Your instructions »
In the entries that follow, find each line with the word "title" and copy it.

Entries supplied »

*** Block opens ***

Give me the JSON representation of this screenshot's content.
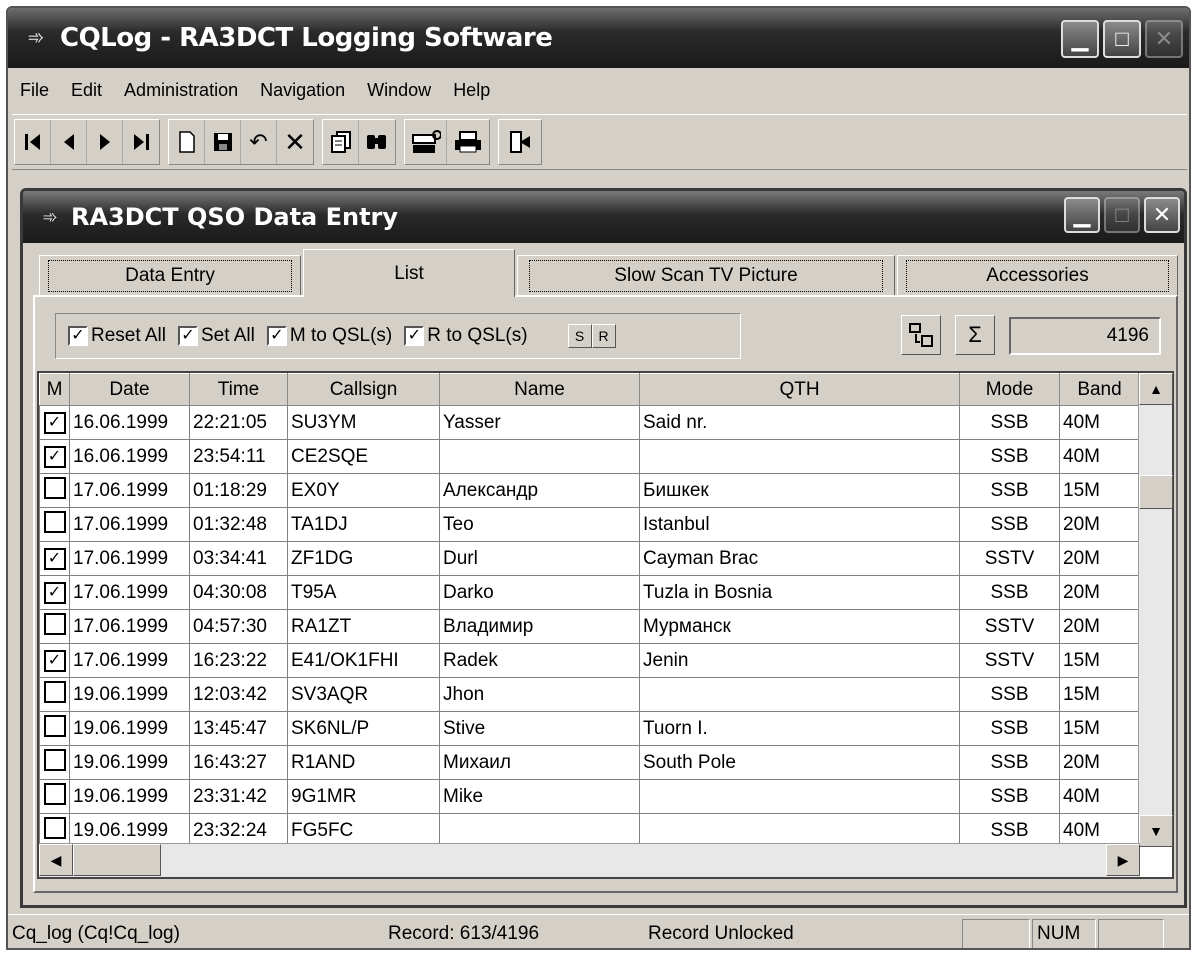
{
  "app": {
    "title": "CQLog - RA3DCT Logging Software",
    "window_buttons": [
      "minimize",
      "maximize",
      "close"
    ]
  },
  "menu": [
    "File",
    "Edit",
    "Administration",
    "Navigation",
    "Window",
    "Help"
  ],
  "toolbar": {
    "groups": [
      [
        "first-record-icon",
        "prev-record-icon",
        "next-record-icon",
        "last-record-icon"
      ],
      [
        "new-record-icon",
        "save-icon",
        "undo-icon",
        "delete-icon"
      ],
      [
        "copy-icon",
        "find-icon"
      ],
      [
        "tools-icon",
        "print-icon"
      ],
      [
        "exit-icon"
      ]
    ]
  },
  "child": {
    "title": "RA3DCT QSO Data Entry"
  },
  "tabs": [
    "Data Entry",
    "List",
    "Slow Scan TV Picture",
    "Accessories"
  ],
  "active_tab": "List",
  "filters": {
    "reset_all": "Reset All",
    "set_all": "Set All",
    "m_to_qsl": "M to QSL(s)",
    "r_to_qsl": "R to QSL(s)",
    "s_button": "S",
    "r_button": "R"
  },
  "count": "4196",
  "grid": {
    "columns": [
      "M",
      "Date",
      "Time",
      "Callsign",
      "Name",
      "QTH",
      "Mode",
      "Band"
    ],
    "rows": [
      {
        "m": true,
        "date": "16.06.1999",
        "time": "22:21:05",
        "callsign": "SU3YM",
        "name": "Yasser",
        "qth": "Said nr.",
        "mode": "SSB",
        "band": "40M"
      },
      {
        "m": true,
        "date": "16.06.1999",
        "time": "23:54:11",
        "callsign": "CE2SQE",
        "name": "",
        "qth": "",
        "mode": "SSB",
        "band": "40M"
      },
      {
        "m": false,
        "date": "17.06.1999",
        "time": "01:18:29",
        "callsign": "EX0Y",
        "name": "Александр",
        "qth": "Бишкек",
        "mode": "SSB",
        "band": "15M"
      },
      {
        "m": false,
        "date": "17.06.1999",
        "time": "01:32:48",
        "callsign": "TA1DJ",
        "name": "Teo",
        "qth": "Istanbul",
        "mode": "SSB",
        "band": "20M"
      },
      {
        "m": true,
        "date": "17.06.1999",
        "time": "03:34:41",
        "callsign": "ZF1DG",
        "name": "Durl",
        "qth": "Cayman Brac",
        "mode": "SSTV",
        "band": "20M"
      },
      {
        "m": true,
        "date": "17.06.1999",
        "time": "04:30:08",
        "callsign": "T95A",
        "name": "Darko",
        "qth": "Tuzla in Bosnia",
        "mode": "SSB",
        "band": "20M"
      },
      {
        "m": false,
        "date": "17.06.1999",
        "time": "04:57:30",
        "callsign": "RA1ZT",
        "name": "Владимир",
        "qth": "Мурманск",
        "mode": "SSTV",
        "band": "20M"
      },
      {
        "m": true,
        "date": "17.06.1999",
        "time": "16:23:22",
        "callsign": "E41/OK1FHI",
        "name": "Radek",
        "qth": "Jenin",
        "mode": "SSTV",
        "band": "15M"
      },
      {
        "m": false,
        "date": "19.06.1999",
        "time": "12:03:42",
        "callsign": "SV3AQR",
        "name": "Jhon",
        "qth": "",
        "mode": "SSB",
        "band": "15M"
      },
      {
        "m": false,
        "date": "19.06.1999",
        "time": "13:45:47",
        "callsign": "SK6NL/P",
        "name": "Stive",
        "qth": "Tuorn I.",
        "mode": "SSB",
        "band": "15M"
      },
      {
        "m": false,
        "date": "19.06.1999",
        "time": "16:43:27",
        "callsign": "R1AND",
        "name": "Михаил",
        "qth": "South Pole",
        "mode": "SSB",
        "band": "20M"
      },
      {
        "m": false,
        "date": "19.06.1999",
        "time": "23:31:42",
        "callsign": "9G1MR",
        "name": "Mike",
        "qth": "",
        "mode": "SSB",
        "band": "40M"
      },
      {
        "m": false,
        "date": "19.06.1999",
        "time": "23:32:24",
        "callsign": "FG5FC",
        "name": "",
        "qth": "",
        "mode": "SSB",
        "band": "40M"
      }
    ]
  },
  "status": {
    "database": "Cq_log (Cq!Cq_log)",
    "record": "Record: 613/4196",
    "lock": "Record Unlocked",
    "num": "NUM"
  }
}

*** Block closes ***

Solution for this problem »
    "title": "CQLog - RA3DCT Logging Software",
    "title": "RA3DCT QSO Data Entry"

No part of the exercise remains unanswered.